The APS Engine checks each policy that applies to the context of any given request. If a single permissions policy is missing, a denied action will be returned, APS denies the entire request and stops evaluating. This is called an explicit deny. Because requests are denied by default, APS authorizes your request only if every part of your request is allowed by the applicable permissions policies. The evaluation logic for a request within a single account follows these general rules:
By default, all requests are denied. (In general, requests made using the ABS root user credentials for resources in the instance are always allowed.)
An explicit allow in any permissions policy (identity-based or resource-based) overrides this default.

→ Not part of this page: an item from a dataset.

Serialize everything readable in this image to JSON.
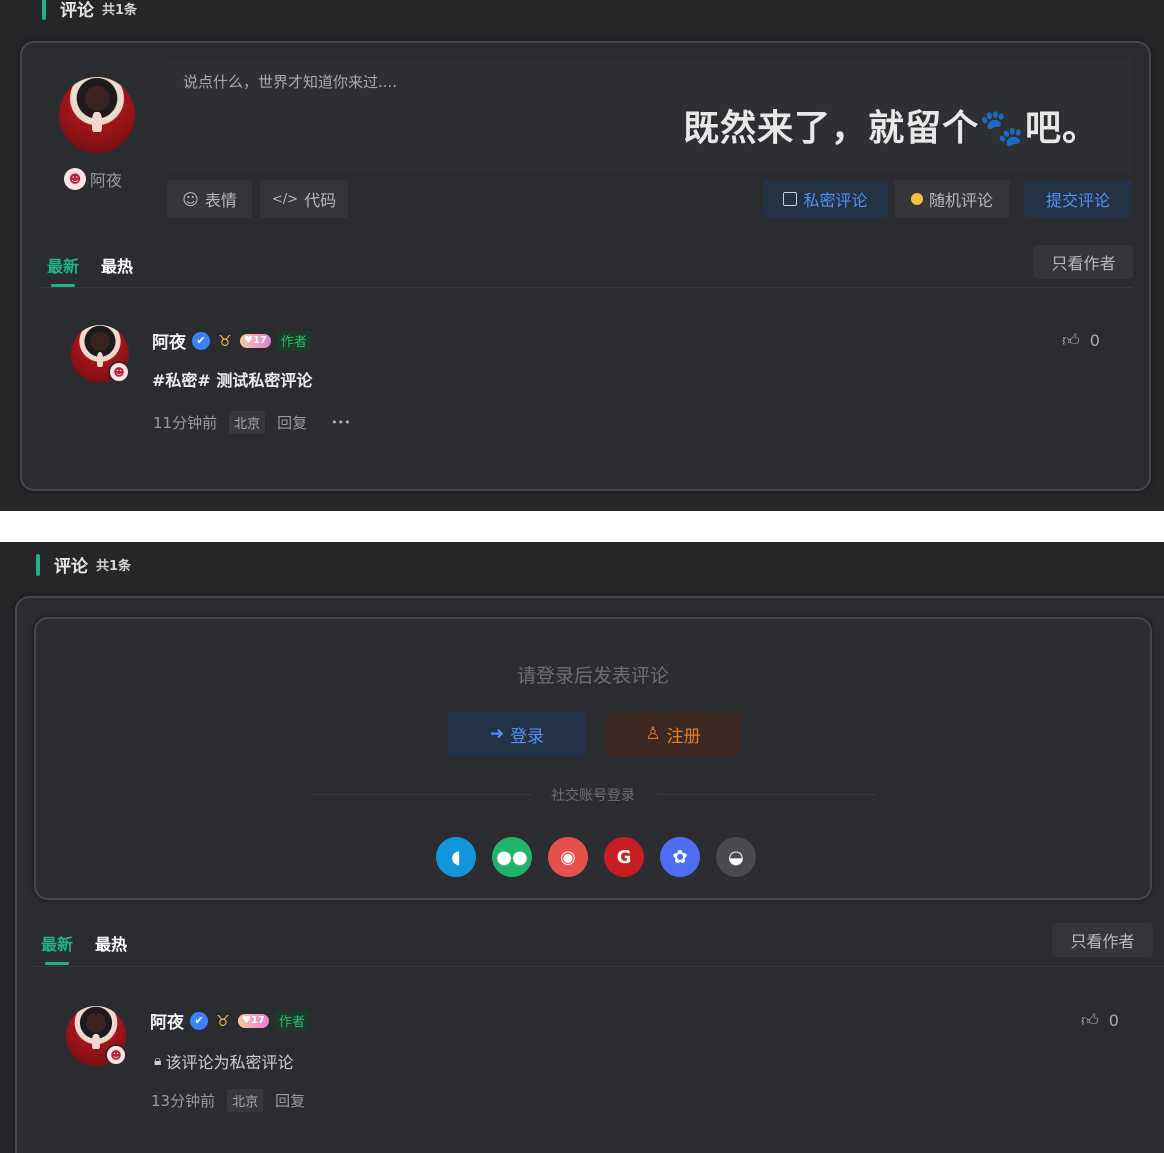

The existence of a Parent Tenant' IAM permissions boundary or a session policy overrides the allow. If one or more of these policy types exists, they must all allow the request. Otherwise, it is implicitly denied.
An explicit deny in any policy overrides any allows.
To learn more about how all types of policies are evaluated, please refer to Authorization evaluation logic. If you need to make a request in a different account, a policy in the other account must allow you to access the resource, and the Identity Entity that you use to make the request must have an identity-based policy that allows the request.
After your request has been authenticated and authorized, the Alliance Passport Service approves the actions or operations in your request. Operations are defined by service and include things that you can do to a resource, such as reading, creating, editing, and deleting that resource. For example, APS supports approximately 40 actions for a user resource, including the following actions:
To allow an Identity Holder to perform an operation, you must include the necessary actions in a policy that applies to the principal or the affected resource. To see a list of actions, resource types, and condition keys supported by each service, refer to Actions, Resources, and Permissions for ABS Services.
After the Alliance Passport Service Engine approves the operations in your request, it can be performed on the related resources within your account. A resource is an object that exists within an Alliance Business Suite instance. Examples include a Financial Account Record in the ABM, an IAM user, and a Storage File. The service defines a set of actions that can be performed on each resource through its exposed API Methods through either the REST Application Programming Interface or a GUI, like the Alliance Business Studio or a Portal. If you create a request to perform an unrelated action on a resource, that request is denied. For example, if you request to delete an IAM role but provide an IAM group resource, the request fails. Please refer to the
BusinessPermission tables that identify which resources are affected by an action, see Actions, Resources, and Business Permissions for Alliance Business Suite Resources.